§ TASK ITEM
Look through the material below. Copy each line that contains the string "icon".

::::::::

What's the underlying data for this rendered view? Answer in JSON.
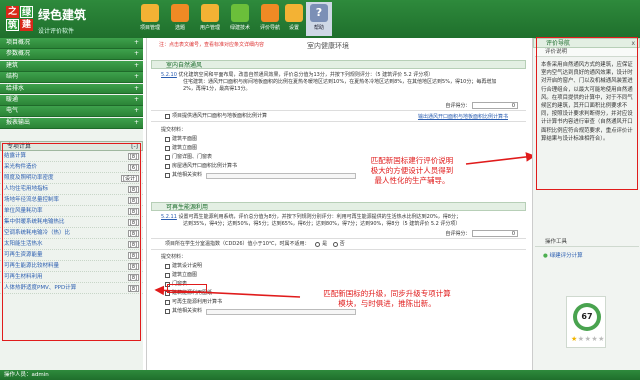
{
  "app": {
    "logo_chars": [
      "之",
      "绿",
      "筑",
      "建"
    ],
    "name": "绿色建筑",
    "subtitle": "设计评价软件"
  },
  "toolbar": {
    "items": [
      {
        "label": "项目管理",
        "icon": "folder-icon",
        "color": "#f3b234"
      },
      {
        "label": "选题",
        "icon": "chart-icon",
        "color": "#f08a24"
      },
      {
        "label": "用户管理",
        "icon": "users-icon",
        "color": "#f3b234"
      },
      {
        "label": "绿建技术",
        "icon": "leaf-icon",
        "color": "#6bbf3a"
      },
      {
        "label": "评价导航",
        "icon": "compass-icon",
        "color": "#f08a24"
      },
      {
        "label": "设置",
        "icon": "gear-icon",
        "color": "#f3b234"
      },
      {
        "label": "帮助",
        "icon": "help-icon",
        "color": "#7b8fb6",
        "glyph": "?"
      }
    ]
  },
  "sidebar": {
    "nav": [
      "项目概况",
      "参数概况",
      "建筑",
      "结构",
      "给排水",
      "暖通",
      "电气",
      "报表输出"
    ],
    "plus": "+",
    "expanded_title": "专项计算",
    "expanded_sign": "[-]",
    "subitems": [
      {
        "label": "结露计算",
        "tag": "[8]"
      },
      {
        "label": "采光构件造价",
        "tag": "[6]"
      },
      {
        "label": "照度及照明功率密度",
        "tag": "[设计]"
      },
      {
        "label": "人均住宅用地指标",
        "tag": "[8]"
      },
      {
        "label": "场地年径流总量控制率",
        "tag": "[8]"
      },
      {
        "label": "单位风量耗功率",
        "tag": "[8]"
      },
      {
        "label": "集中供暖系统耗电输热比",
        "tag": "[8]"
      },
      {
        "label": "空调系统耗电输冷（热）比",
        "tag": "[8]"
      },
      {
        "label": "太阳能生活热水",
        "tag": "[8]"
      },
      {
        "label": "可再生资源能量",
        "tag": "[8]"
      },
      {
        "label": "可再生能源比较材料量",
        "tag": "[8]"
      },
      {
        "label": "可再生材料利用",
        "tag": "[8]"
      },
      {
        "label": "人体热舒适度PMV、PPD计算",
        "tag": "[8]"
      }
    ]
  },
  "main": {
    "hint": "注：点击表文编号，查看标准对应条文详细内容",
    "title": "室内健康环境",
    "section1": {
      "head": "室内自然通风",
      "clause1_num": "5.2.10",
      "clause1_lines": [
        "优化建筑空间和平面布局，改善自然通风效果，评价总分值为13分，并按下列规则评分：（5 建筑评价 5.2 评分项）",
        "住宅建筑：通风开口面积与房间地板面积的比例在夏热冬暖地区达到10%，在夏热冬冷地区达到8%，在其他地区达到5%，得10分；每再增加",
        "2%，再得1分，最高得13分。"
      ],
      "self_score_label": "自评得分：",
      "self_score_value": "0",
      "project_check": "项目提供通风开口面积与地板面积比例计算",
      "link": "输出通风开口面积与地板面积比例计算书",
      "submit_title": "提交材料：",
      "checklist": [
        "建筑平面图",
        "建筑立面图",
        "门窗详图、门窗表",
        "房屋通风开口面积比例计算书",
        "其他相关资料"
      ]
    },
    "section2": {
      "head": "可再生能源利用",
      "clause_num": "5.2.11",
      "clause_lines": [
        "设置可再生能源利用系统，评价总分值为8分，并按下列规则分别评分：利用可再生能源提供的生活热水比例达到20%，得8分；",
        "达到35%，得4分；达到50%，得5分；达到65%，得6分；达到80%，得7分；达到90%，得8分（5 建筑评价 5.2 评分项）"
      ],
      "project_line": "项目所在学生分室温指数（CDD26）值小于10℃，时属不适用：",
      "radio_yes": "是",
      "radio_no": "否",
      "self_score_label": "自评得分：",
      "self_score_value": "0",
      "submit_title": "提交材料：",
      "checklist": [
        "建筑设计说明",
        "建筑立面图",
        "门窗表",
        "建筑能源利用图纸",
        "可再生能源利用计算书",
        "其他相关资料"
      ]
    },
    "annotation_top": [
      "匹配新国标建行评价说明",
      "极大的方便设计人员得到",
      "最人性化的生产辅导。"
    ],
    "annotation_bottom": [
      "匹配新国标的升级，同步升级专项计算",
      "模块，与时俱进，推陈出新。"
    ]
  },
  "rightpanel": {
    "head": "评价导航",
    "close": "x",
    "sub": "评价说明",
    "body": "本条采用自然通风方式的建筑，应保证室内空气达到良好的通风效果，设计时对开启的窗户、门以及机械通风装置进行合理组合，以最大可能地使用自然通风。在项目提供的计算中，对于不同气候区的建筑，其开口面积比例要求不同，按照设计要求判断得分，并对应设计计算书内容进行审查（自然通风开口面积比例应符合规范要求，重点评价计算结果与设计标准相符合）。",
    "tool_section": "操作工具",
    "tool_link": "绿建评分计算",
    "score": "67",
    "stars_total": 5,
    "stars_on": 1
  },
  "statusbar": {
    "text": "操作人员：admin"
  }
}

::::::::

§ EXERCISE RESPONSE
        "icon": "folder-icon",
        "icon": "chart-icon",
        "icon": "users-icon",
        "icon": "leaf-icon",
        "icon": "compass-icon",
        "icon": "gear-icon",
        "icon": "help-icon",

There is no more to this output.